Child of Saturday
In these poems about Ghana, where the author lived for eight months, history and geography are liberally deployed, but these details leave the reader with only a shallow impression of the country. What is most clearly evoked is a certain straining, toward urgency or authenticity, which momentarily finds its target in West Africa.
Taylor tends to be prosy and over-earnest; whether the subject matter is mundane or extraordinary, one has the feeling of being lectured. In “What they are doing,” he describes the government’s disruptive slum-clearing preparations for Ghana’s 50th anniversary, but his description quickly turns mawkish: “The woman I saw today without a shop, without/a home, half-asleep, cradling her nursing baby,/no money for kente, her nipple hanging/huge and moist just above her baby’s mouth/and no shame in her eyes or mine or anyone’s around –/this woman will be swept away with the rest?” There are, of course, less forced, more joyful moments, but they are undercut by the overall humourlessness of the chapbook.
More than anything else Child of Saturday is a work of reportage, with Taylor as foreign correspondent. This is not a shortcoming in and of itself, but Taylor does not really demonstrate any awareness of the potential pitfalls of such a position. The poems do not even acknowledge, let alone play with, his role as an outsider. (Daniel Marrone)
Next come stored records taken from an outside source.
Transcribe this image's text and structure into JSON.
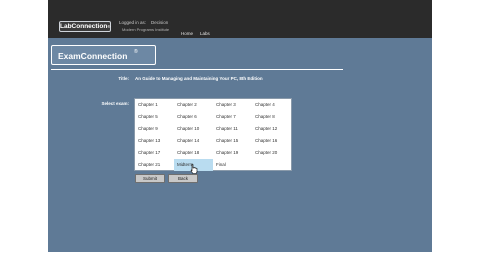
{
  "header": {
    "logo_text": "LabConnection",
    "logo_mark": "®",
    "info_left_1": "Logged in as:",
    "info_left_2": "",
    "info_right_1": "Decision",
    "subtitle": "Modern Programs Institute",
    "nav": [
      "Home",
      "Labs"
    ]
  },
  "brand": {
    "text": "ExamConnection",
    "mark": "®"
  },
  "form": {
    "title_label": "Title:",
    "title_value": "An Guide to Managing and Maintaining Your PC, 8th Edition",
    "select_label": "Select exam:",
    "exams": [
      [
        "Chapter 1",
        "Chapter 2",
        "Chapter 3",
        "Chapter 4"
      ],
      [
        "Chapter 5",
        "Chapter 6",
        "Chapter 7",
        "Chapter 8"
      ],
      [
        "Chapter 9",
        "Chapter 10",
        "Chapter 11",
        "Chapter 12"
      ],
      [
        "Chapter 13",
        "Chapter 14",
        "Chapter 15",
        "Chapter 16"
      ],
      [
        "Chapter 17",
        "Chapter 18",
        "Chapter 19",
        "Chapter 20"
      ],
      [
        "Chapter 21",
        "Midterm",
        "Final",
        ""
      ]
    ],
    "highlighted": "Midterm",
    "submit_label": "Submit",
    "back_label": "Back"
  },
  "colors": {
    "frame_bg": "#5f7a96",
    "topbar_bg": "#2b2b2b",
    "highlight": "#b9dcf0"
  },
  "icons": {
    "cursor": "pointer-hand-icon"
  }
}
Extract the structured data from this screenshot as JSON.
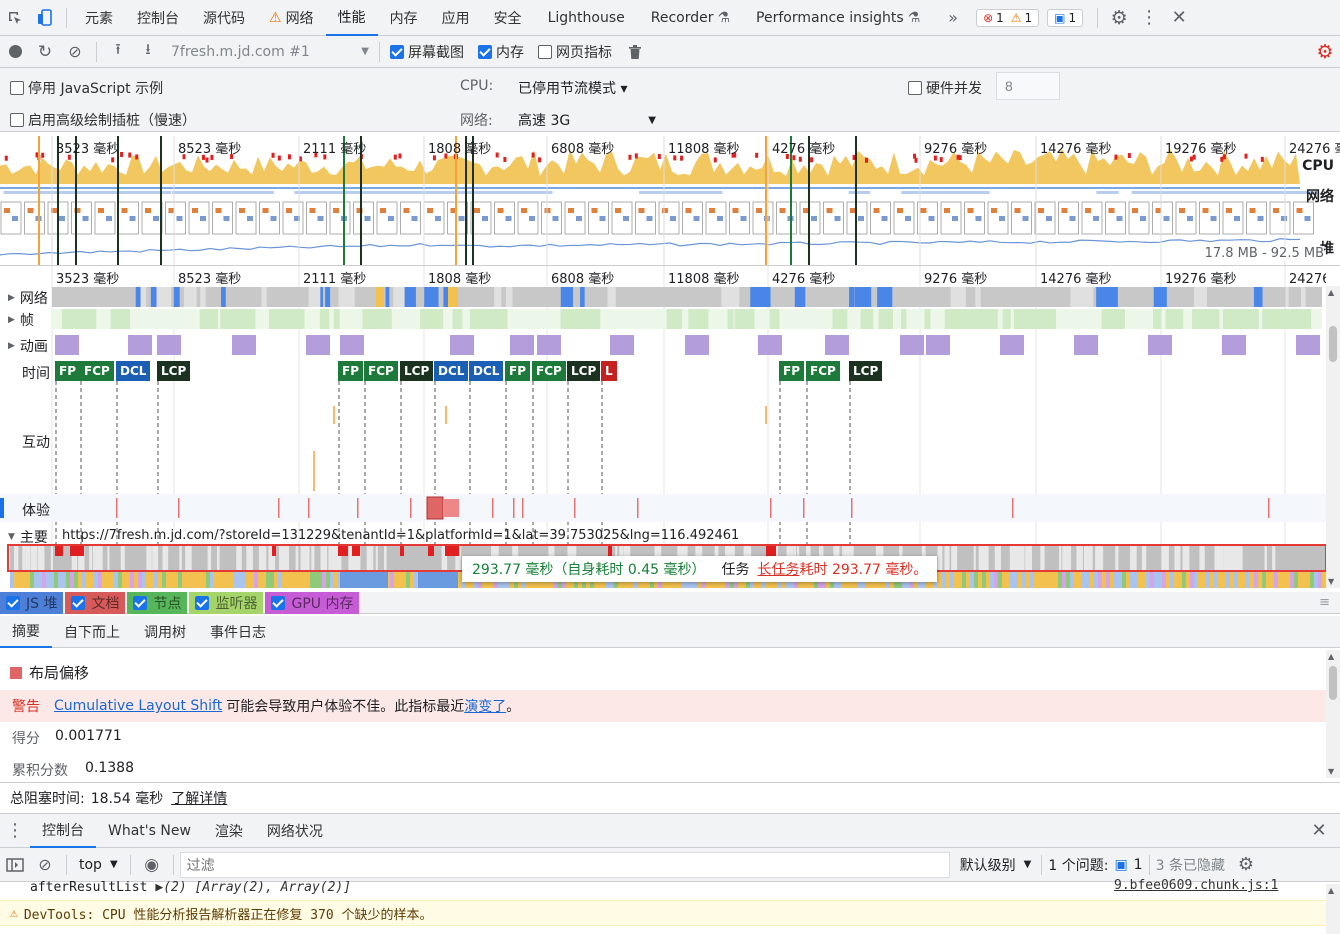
{
  "tabbar": {
    "tabs": [
      "元素",
      "控制台",
      "源代码",
      "网络",
      "性能",
      "内存",
      "应用",
      "安全",
      "Lighthouse",
      "Recorder",
      "Performance insights"
    ],
    "active_tab": "性能",
    "more": "»",
    "errors": "1",
    "warnings": "1",
    "messages": "1"
  },
  "perfbar": {
    "recording": "7fresh.m.jd.com #1",
    "screenshots_label": "屏幕截图",
    "memory_label": "内存",
    "webvitals_label": "网页指标"
  },
  "settings": {
    "disable_js_label": "停用 JavaScript 示例",
    "advanced_paint_label": "启用高级绘制插桩（慢速）",
    "cpu_label": "CPU:",
    "cpu_value": "已停用节流模式 ▾",
    "network_label": "网络:",
    "network_value": "高速 3G",
    "hardware_label": "硬件并发",
    "hardware_value": "8"
  },
  "overview": {
    "ticks": [
      "3523 毫秒",
      "8523 毫秒",
      "2111 毫秒",
      "1808 毫秒",
      "6808 毫秒",
      "11808 毫秒",
      "4276 毫秒",
      "9276 毫秒",
      "14276 毫秒",
      "19276 毫秒",
      "24276 毫秒"
    ],
    "cpu_label": "CPU",
    "net_label": "网络",
    "heap_label": "堆",
    "heap_range": "17.8 MB - 92.5 MB"
  },
  "flame": {
    "ticks": [
      "3523 毫秒",
      "8523 毫秒",
      "2111 毫秒",
      "1808 毫秒",
      "6808 毫秒",
      "11808 毫秒",
      "4276 毫秒",
      "9276 毫秒",
      "14276 毫秒",
      "19276 毫秒",
      "24276 毫秒"
    ],
    "tracks": {
      "network": "网络",
      "frames": "帧",
      "animation": "动画",
      "timings": "时间",
      "interactions": "互动",
      "experience": "体验",
      "main": "主要"
    },
    "main_url": "https://7fresh.m.jd.com/?storeId=131229&tenantId=1&platformId=1&lat=39.753025&lng=116.492461",
    "markers": [
      {
        "label": "FP",
        "color": "#1e7a3a"
      },
      {
        "label": "FCP",
        "color": "#1e7a3a"
      },
      {
        "label": "DCL",
        "color": "#1a5fb4"
      },
      {
        "label": "LCP",
        "color": "#1b3220"
      },
      {
        "label": "FP",
        "color": "#1e7a3a"
      },
      {
        "label": "FCP",
        "color": "#1e7a3a"
      },
      {
        "label": "LCP",
        "color": "#1b3220"
      },
      {
        "label": "DCL",
        "color": "#1a5fb4"
      },
      {
        "label": "DCL",
        "color": "#1a5fb4"
      },
      {
        "label": "FP",
        "color": "#1e7a3a"
      },
      {
        "label": "FCP",
        "color": "#1e7a3a"
      },
      {
        "label": "LCP",
        "color": "#1b3220"
      },
      {
        "label": "L",
        "color": "#c5221f"
      },
      {
        "label": "FP",
        "color": "#1e7a3a"
      },
      {
        "label": "FCP",
        "color": "#1e7a3a"
      },
      {
        "label": "LCP",
        "color": "#1b3220"
      }
    ],
    "tooltip": {
      "duration": "293.77 毫秒（自身耗时 0.45 毫秒）",
      "task": "任务",
      "long_task_link": "长任务",
      "long_task_text": "耗时 293.77 毫秒。"
    }
  },
  "legend": [
    {
      "label": "JS 堆",
      "color": "#4e7fd8"
    },
    {
      "label": "文档",
      "color": "#d65a5a"
    },
    {
      "label": "节点",
      "color": "#57b55a"
    },
    {
      "label": "监听器",
      "color": "#a5d46a"
    },
    {
      "label": "GPU 内存",
      "color": "#c65cd6"
    }
  ],
  "detail_tabs": [
    "摘要",
    "自下而上",
    "调用树",
    "事件日志"
  ],
  "summary": {
    "title": "布局偏移",
    "warning_label": "警告",
    "warning_link": "Cumulative Layout Shift",
    "warning_text": "可能会导致用户体验不佳。此指标最近",
    "warning_link2": "演变了",
    "warning_end": "。",
    "score_label": "得分",
    "score_value": "0.001771",
    "cumulative_label": "累积分数",
    "cumulative_value": "0.1388"
  },
  "blocking": {
    "label": "总阻塞时间:",
    "value": "18.54 毫秒",
    "link": "了解详情"
  },
  "drawer": {
    "tabs": [
      "控制台",
      "What's New",
      "渲染",
      "网络状况"
    ],
    "active": "控制台"
  },
  "console": {
    "context": "top",
    "filter_placeholder": "过滤",
    "level": "默认级别",
    "issues_label": "1 个问题:",
    "issues_count": "1",
    "hidden": "3 条已隐藏",
    "log_name": "afterResultList",
    "log_value": "▶(2) [Array(2), Array(2)]",
    "log_source": "9.bfee0609.chunk.js:1",
    "warn_text": "DevTools: CPU 性能分析报告解析器正在修复 370 个缺少的样本。"
  }
}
Chapbook, Rob Taylor, 1744 Parker Street, Vancouver, BC, V5L 2K8 roblucastaylor.com, $5